In fact, TP-Link, a router manufacturer, has come to the following conclusion:
This issue stems from these devices’ “Cast” feature, which sends MDNS multicast discovery packets in order to discover and keep a live connection with Google products such as Google Home. These packets normally sent in a 20-second interval. However, we have discovered that the devices will sometimes broadcast a large amount of these packets at a very high speed in a short amount of time. This occurs when the device is awakened from its “sleep” state, and could exceed more than 100,000 packets. The longer your device is in “sleep”, the larger this packet burst will be. This issue may eventually cause some of router’s primary features to shut down – including wireless connectivity.
So obviously there’s a problem here. Today I noticed, when I power on my Pixel 2 XL running Android 8.1 (w/ January security update), things get pretty crazy. My Nexus 6 seems to log over 1,000 MDNS responses in a 40 second timespan. With my limited networking knowledge, I don’t really know if anything is wrong, but it seems that something is out of wack. It also convenient that I tend to drop my WiFi connection, on my Pixel 2 XL at this time (when my Pixel is powered on from sleeping).

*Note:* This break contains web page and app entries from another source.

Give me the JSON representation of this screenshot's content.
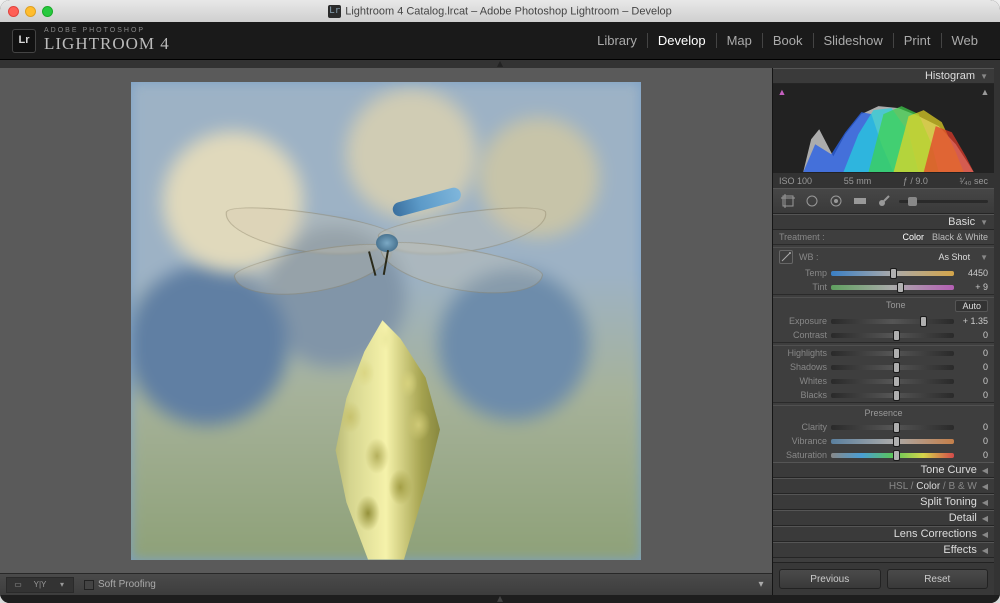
{
  "window": {
    "title": "Lightroom 4 Catalog.lrcat – Adobe Photoshop Lightroom – Develop"
  },
  "brand": {
    "logo": "Lr",
    "subtitle": "ADOBE PHOTOSHOP",
    "title": "LIGHTROOM 4"
  },
  "modules": {
    "items": [
      "Library",
      "Develop",
      "Map",
      "Book",
      "Slideshow",
      "Print",
      "Web"
    ],
    "active_index": 1
  },
  "toolbar": {
    "view_mode_y": "Y|Y",
    "soft_proofing": "Soft Proofing"
  },
  "panel": {
    "histogram": {
      "title": "Histogram"
    },
    "metadata": {
      "iso": "ISO 100",
      "focal": "55 mm",
      "aperture": "ƒ / 9.0",
      "shutter": "¹⁄₄₀ sec"
    },
    "tools": [
      "crop-icon",
      "spot-icon",
      "redeye-icon",
      "gradient-icon",
      "brush-icon"
    ],
    "basic": {
      "title": "Basic",
      "treatment_label": "Treatment :",
      "treatment_color": "Color",
      "treatment_bw": "Black & White",
      "wb_label": "WB :",
      "wb_value": "As Shot",
      "temp": {
        "label": "Temp",
        "value": "4450",
        "pos": 48
      },
      "tint": {
        "label": "Tint",
        "value": "+ 9",
        "pos": 54
      },
      "tone_label": "Tone",
      "auto": "Auto",
      "exposure": {
        "label": "Exposure",
        "value": "+ 1.35",
        "pos": 72
      },
      "contrast": {
        "label": "Contrast",
        "value": "0",
        "pos": 50
      },
      "highlights": {
        "label": "Highlights",
        "value": "0",
        "pos": 50
      },
      "shadows": {
        "label": "Shadows",
        "value": "0",
        "pos": 50
      },
      "whites": {
        "label": "Whites",
        "value": "0",
        "pos": 50
      },
      "blacks": {
        "label": "Blacks",
        "value": "0",
        "pos": 50
      },
      "presence_label": "Presence",
      "clarity": {
        "label": "Clarity",
        "value": "0",
        "pos": 50
      },
      "vibrance": {
        "label": "Vibrance",
        "value": "0",
        "pos": 50
      },
      "saturation": {
        "label": "Saturation",
        "value": "0",
        "pos": 50
      }
    },
    "closed_panels": {
      "tonecurve": "Tone Curve",
      "hsl": "HSL",
      "hsl_sep": " / ",
      "color": "Color",
      "bw": "B & W",
      "split": "Split Toning",
      "detail": "Detail",
      "lens": "Lens Corrections",
      "effects": "Effects"
    },
    "nav": {
      "prev": "Previous",
      "reset": "Reset"
    }
  }
}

Running Wireshark on a computer verifies what I see in Logcat. A gargantuan amount of MDNS activity upon powering on my Pixel can be seen. It also stops when I put my Pixel back to sleep. Waking my Nexus 6 up doesn’t result in the same amount of MDNS activity.
Something is probably wrong here. I can’t identify it specifically, but this is just another data point.